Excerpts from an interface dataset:
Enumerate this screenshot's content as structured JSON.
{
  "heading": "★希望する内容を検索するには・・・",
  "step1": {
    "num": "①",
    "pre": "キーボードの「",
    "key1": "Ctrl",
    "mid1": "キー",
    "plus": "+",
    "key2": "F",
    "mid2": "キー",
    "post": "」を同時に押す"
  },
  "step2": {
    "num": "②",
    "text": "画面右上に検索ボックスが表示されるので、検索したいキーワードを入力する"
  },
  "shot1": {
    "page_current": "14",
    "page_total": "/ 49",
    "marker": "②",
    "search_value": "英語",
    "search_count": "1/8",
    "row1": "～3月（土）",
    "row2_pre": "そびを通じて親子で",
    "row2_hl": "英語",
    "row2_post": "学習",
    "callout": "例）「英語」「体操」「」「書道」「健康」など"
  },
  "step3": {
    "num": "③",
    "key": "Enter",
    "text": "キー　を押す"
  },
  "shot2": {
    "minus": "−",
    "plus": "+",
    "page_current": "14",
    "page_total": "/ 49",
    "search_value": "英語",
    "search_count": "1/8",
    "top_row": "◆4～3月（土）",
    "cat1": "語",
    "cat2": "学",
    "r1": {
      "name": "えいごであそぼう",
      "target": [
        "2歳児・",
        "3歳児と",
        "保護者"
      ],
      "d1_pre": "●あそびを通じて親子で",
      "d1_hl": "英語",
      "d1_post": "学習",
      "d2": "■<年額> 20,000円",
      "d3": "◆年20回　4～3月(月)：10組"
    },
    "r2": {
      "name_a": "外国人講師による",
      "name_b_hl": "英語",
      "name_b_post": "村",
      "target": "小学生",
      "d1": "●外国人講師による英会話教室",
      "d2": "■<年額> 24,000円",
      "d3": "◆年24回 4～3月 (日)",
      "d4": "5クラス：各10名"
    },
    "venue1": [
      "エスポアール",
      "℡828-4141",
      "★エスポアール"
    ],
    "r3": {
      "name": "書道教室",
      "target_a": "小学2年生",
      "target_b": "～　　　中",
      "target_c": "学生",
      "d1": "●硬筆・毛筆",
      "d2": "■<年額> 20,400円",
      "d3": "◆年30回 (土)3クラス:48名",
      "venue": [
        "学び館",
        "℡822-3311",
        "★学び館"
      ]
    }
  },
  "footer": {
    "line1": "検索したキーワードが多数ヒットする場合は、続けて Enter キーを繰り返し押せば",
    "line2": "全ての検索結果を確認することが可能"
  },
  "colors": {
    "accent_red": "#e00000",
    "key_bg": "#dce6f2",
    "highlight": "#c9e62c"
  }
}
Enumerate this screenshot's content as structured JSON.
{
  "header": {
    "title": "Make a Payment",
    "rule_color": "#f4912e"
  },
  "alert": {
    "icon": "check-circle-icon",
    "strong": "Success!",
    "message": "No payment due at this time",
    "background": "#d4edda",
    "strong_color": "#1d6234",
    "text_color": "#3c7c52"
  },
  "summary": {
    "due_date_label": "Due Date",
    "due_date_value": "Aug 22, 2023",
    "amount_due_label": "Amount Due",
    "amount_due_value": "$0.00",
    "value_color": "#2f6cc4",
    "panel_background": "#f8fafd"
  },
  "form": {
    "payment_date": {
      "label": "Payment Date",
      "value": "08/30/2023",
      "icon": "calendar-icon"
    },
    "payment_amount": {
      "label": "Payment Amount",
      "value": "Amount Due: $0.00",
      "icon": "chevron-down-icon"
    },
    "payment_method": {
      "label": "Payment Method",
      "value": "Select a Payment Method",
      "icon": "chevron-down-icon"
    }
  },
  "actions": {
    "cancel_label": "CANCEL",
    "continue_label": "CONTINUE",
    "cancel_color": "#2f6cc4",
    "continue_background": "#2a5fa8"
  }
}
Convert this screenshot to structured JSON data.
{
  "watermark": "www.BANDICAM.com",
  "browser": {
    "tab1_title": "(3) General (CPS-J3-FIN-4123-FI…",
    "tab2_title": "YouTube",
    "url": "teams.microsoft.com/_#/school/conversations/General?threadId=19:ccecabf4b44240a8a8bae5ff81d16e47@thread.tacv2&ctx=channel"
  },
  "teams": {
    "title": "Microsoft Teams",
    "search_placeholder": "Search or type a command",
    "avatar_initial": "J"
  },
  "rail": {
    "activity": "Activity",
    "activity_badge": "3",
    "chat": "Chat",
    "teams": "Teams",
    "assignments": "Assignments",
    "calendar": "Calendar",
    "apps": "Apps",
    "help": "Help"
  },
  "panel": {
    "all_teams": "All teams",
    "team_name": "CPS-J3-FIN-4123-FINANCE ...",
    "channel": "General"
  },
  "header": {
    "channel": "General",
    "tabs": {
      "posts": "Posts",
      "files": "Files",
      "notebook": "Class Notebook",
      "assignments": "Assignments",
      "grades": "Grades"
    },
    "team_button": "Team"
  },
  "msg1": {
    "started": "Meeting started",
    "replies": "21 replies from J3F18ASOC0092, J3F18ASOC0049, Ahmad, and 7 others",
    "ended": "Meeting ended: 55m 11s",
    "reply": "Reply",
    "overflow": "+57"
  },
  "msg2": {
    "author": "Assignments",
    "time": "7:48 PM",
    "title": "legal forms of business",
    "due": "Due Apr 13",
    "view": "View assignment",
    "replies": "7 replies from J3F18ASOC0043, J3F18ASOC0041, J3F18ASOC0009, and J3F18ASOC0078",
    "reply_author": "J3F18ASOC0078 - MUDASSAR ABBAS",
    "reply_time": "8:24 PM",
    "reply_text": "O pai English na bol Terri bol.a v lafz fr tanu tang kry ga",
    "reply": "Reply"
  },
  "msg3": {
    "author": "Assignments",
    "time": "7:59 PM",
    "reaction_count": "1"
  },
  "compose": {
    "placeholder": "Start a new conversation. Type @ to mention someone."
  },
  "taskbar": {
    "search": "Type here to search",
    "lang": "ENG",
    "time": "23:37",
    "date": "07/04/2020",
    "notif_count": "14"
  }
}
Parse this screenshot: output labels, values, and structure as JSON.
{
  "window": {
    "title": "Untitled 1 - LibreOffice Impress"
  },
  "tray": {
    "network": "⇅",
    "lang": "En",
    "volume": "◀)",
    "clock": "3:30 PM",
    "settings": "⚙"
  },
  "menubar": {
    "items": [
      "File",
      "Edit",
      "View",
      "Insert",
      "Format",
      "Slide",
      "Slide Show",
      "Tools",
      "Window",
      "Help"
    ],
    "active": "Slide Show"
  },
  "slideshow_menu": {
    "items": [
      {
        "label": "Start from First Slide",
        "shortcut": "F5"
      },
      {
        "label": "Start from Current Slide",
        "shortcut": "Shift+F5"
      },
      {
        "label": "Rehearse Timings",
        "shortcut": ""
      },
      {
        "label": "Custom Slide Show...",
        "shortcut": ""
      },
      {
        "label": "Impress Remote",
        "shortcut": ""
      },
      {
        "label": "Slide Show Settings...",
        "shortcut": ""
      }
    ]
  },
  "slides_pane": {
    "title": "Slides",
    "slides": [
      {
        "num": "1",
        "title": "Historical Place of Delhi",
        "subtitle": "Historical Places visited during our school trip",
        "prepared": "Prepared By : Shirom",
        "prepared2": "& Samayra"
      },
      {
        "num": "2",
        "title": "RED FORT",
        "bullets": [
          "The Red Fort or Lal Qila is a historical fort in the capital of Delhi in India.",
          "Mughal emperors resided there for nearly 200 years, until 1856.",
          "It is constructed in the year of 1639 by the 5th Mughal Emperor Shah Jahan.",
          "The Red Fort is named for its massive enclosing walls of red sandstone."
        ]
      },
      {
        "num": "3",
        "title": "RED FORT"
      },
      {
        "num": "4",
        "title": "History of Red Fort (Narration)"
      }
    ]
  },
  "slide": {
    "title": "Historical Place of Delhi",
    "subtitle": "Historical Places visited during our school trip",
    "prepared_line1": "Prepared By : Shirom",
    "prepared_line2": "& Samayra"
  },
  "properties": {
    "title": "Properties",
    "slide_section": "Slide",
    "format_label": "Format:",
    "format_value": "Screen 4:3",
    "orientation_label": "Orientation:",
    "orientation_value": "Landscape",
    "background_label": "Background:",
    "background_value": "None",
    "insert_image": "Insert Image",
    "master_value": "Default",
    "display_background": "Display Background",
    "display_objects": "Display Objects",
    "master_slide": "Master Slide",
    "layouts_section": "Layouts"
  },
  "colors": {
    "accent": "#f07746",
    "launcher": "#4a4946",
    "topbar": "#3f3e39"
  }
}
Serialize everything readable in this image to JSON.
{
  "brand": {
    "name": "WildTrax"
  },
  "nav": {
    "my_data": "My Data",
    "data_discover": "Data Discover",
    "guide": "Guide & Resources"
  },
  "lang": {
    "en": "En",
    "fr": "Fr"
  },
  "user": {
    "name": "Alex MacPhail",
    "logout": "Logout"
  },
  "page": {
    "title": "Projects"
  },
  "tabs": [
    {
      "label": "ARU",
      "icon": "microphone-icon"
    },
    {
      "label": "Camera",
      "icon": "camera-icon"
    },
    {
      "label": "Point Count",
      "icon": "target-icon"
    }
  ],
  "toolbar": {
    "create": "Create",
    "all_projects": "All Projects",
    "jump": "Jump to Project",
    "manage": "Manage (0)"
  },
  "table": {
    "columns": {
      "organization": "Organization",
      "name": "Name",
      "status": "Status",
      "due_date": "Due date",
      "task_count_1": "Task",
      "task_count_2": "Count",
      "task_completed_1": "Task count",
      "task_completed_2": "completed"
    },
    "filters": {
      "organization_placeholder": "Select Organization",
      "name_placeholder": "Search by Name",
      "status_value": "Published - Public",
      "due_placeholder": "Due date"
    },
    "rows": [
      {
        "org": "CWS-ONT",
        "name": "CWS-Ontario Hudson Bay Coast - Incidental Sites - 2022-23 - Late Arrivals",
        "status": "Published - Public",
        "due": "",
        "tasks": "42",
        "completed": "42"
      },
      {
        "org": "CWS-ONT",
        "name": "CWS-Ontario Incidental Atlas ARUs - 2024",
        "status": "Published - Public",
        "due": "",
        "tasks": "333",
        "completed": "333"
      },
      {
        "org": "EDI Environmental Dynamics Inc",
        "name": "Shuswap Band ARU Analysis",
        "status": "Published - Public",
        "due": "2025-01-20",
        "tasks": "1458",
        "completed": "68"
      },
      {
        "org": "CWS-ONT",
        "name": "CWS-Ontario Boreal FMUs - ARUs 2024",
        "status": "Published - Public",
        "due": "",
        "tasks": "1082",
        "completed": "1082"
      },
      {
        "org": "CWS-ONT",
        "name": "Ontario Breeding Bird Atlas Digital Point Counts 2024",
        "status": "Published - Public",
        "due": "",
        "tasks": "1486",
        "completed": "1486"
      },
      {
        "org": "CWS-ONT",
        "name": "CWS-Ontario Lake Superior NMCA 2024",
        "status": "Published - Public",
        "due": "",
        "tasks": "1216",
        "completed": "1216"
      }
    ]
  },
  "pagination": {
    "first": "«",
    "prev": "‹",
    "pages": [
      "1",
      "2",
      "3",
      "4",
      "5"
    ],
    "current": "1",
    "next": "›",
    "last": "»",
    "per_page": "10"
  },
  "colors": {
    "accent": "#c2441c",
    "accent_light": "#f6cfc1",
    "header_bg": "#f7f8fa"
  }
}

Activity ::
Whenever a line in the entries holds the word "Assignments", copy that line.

Answer to this problem ::
    "assignments": "Assignments",
      "assignments": "Assignments",
    "author": "Assignments",
    "author": "Assignments",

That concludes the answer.